Still, there has long been an inclination by media and fans alike to pit the groups against each other, often debating which British invader is better. This tendency has, for almost a decade, acted as the fodder for “Beatles vs. Stones — A Musical Showdown,” a specialty performance from cover bands Abbey Road and Satisfaction coming to the Kirkland Performance Center on Feb. 21.
The two groups will be joined by a string quartet from Redmond High School, who will assist the bands on seven songs, including “Eleanor Rigby” and “Ruby Tuesday.” The ensemble comprises seniors Kai Slesarev-Nogami and Teagan Elliott and juniors Thrisha Ramesh and Mathangi Venkatesh.
The Kirkland performance is part of a 125-stop tour of Australia, Canada and the United States; the Beatles-versus-Stones concept as devised by La Jolla Booking’s Andy Nagle has been in place since about 2011.
Nagle said one thing that sets the performance apart from other tribute shows is its construction. Tongue-in-cheek dialogue punctuates the music (“Without Beatlemania, the Stones might still be a cover band in London,” Chris Overall, or “Paul” of Abbey Road might muse); the bands take turns doing mini, era-specific sets supplemented by custom-made, period-appropriate attire.
As described by Abbey Road’s Axel Clarke, the show is a “playful” competition, which culminates in a joint performance at the end of the show.
“People seem to like the structure of it,” Nagle said. “They’re interested in seeing how the winner is determined each night.”
Clarke, who “plays” Ringo Starr, didn’t realize what his involvement would turn into when he first signed on for Abbey Road. After working in Los Angeles as a freelance musician for about 15 years, he saw a casting ad for a Beatles cover band and went on to have a successful audition for it. The group’s first gig was in 2009.

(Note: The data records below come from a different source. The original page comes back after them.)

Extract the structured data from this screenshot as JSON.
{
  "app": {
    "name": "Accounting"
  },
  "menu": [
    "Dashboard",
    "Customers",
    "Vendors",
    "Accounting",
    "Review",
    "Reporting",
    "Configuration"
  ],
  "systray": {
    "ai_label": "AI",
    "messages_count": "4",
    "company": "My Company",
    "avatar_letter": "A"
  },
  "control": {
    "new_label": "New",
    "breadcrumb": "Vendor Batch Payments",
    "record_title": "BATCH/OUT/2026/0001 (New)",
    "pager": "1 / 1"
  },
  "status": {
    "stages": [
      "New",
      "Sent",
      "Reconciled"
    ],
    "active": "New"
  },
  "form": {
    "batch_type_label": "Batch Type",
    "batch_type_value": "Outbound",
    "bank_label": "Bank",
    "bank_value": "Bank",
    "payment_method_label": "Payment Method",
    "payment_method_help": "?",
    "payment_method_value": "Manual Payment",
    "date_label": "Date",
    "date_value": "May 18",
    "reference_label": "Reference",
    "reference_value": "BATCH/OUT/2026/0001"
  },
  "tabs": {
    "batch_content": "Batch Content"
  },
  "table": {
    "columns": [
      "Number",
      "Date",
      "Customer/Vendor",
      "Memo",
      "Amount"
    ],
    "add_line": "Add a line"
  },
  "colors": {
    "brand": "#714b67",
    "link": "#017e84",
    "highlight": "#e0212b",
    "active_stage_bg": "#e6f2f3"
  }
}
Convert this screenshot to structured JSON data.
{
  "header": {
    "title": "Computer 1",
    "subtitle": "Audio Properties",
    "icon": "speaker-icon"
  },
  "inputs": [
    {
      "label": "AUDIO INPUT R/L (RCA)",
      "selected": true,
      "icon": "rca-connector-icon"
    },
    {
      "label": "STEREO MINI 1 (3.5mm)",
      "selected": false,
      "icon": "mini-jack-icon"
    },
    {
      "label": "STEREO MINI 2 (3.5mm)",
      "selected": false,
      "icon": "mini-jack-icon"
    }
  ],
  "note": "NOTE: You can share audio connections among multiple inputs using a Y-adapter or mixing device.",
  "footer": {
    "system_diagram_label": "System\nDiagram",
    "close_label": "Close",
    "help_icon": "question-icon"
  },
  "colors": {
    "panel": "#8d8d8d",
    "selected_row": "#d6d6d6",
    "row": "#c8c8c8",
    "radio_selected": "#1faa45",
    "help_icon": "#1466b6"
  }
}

“What I thought was just going to be a fun couple of gigs turned into, you know, 10 years later,” Clarke said.
He likens the early Beatles-versus-Stones shows to experiments. After a “slow, organic build,” it began to grow. By his estimate, about 60 percent of Abbey Road shows are now affiliated with the Beatles-versus-Stones project.
Chris LeGrand, who fronts Satisfaction in the guise of Mick Jagger, co-founded the band in 2000, which went from being a part-time to full-time endeavor early on. He said Satisfaction had already been doing a Beatles-versus-Stones-style performance before Nagle, whom he had worked with in the past, asked if he would be interested in participating in his version. Satisfaction, according to LeGrand, has been doing this particular showdown series since around 2015.
“There’s not a dull moment in the show,” LeGrand said. “There’s not a sleepy moment. There’s not a boring moment — it’s just two hours of pure fun and I think it’s unmatched, what we’re doing.”
Aside from being, as Clarke jokingly described it, a “bang for your buck” since it’s essentially two live performances for the price of one, the Beatles-versus-Stones show is notable not just for its structure and concept but also for the engagement from attendees. Social media posts about the band, for instance, often come with who’s-the-better-band debates in the comment sections. For Clarke, it’s this eagerness, paired with the unpredictability of a live audience reaction, that helps keep things fresh.
“Even if we’re playing the same set that we’ve played for, like, 10 shows in a row, it’s still a question of, how’s this song going to go over with this audience — and they react in a different way than the previous audiences do,” he said. “It always keeps it interesting.”
Nagle echoed this.
“I just like watching the audience respond to it,” he said. “You’ll see a couple of the front row that’ll [hear] the first chord of a song…and they’ll look at each other and they’ll hold hands. You’ll know that that song has a very special meaning in their lives.”
When mapping out the show, Clarke noted, it’s important to please die-hards without alienating more casual fans — and also ensure concertgoers leave the theater with a newfound esteem for both acts.
“I’m always of the opinion it’s our job to entertain people, not educate them,” he said. “It’s a very simplistic thing, but I just hope people leave it enjoying the hell out of the show and having a great time. They will, and they always do leave, with an appreciation for both bands. If they were walking in not necessarily behind the Beatles, they’re going to walk out going, ‘I gotta give it up — they have some great songs.’ And vice versa for Beatles fans: they always walk out going, ‘Yeah, I forgot how much I like the Stones.’ That appreciation for both bands is really what I like people getting.”
For ticket information, go to www.kpcenter.org.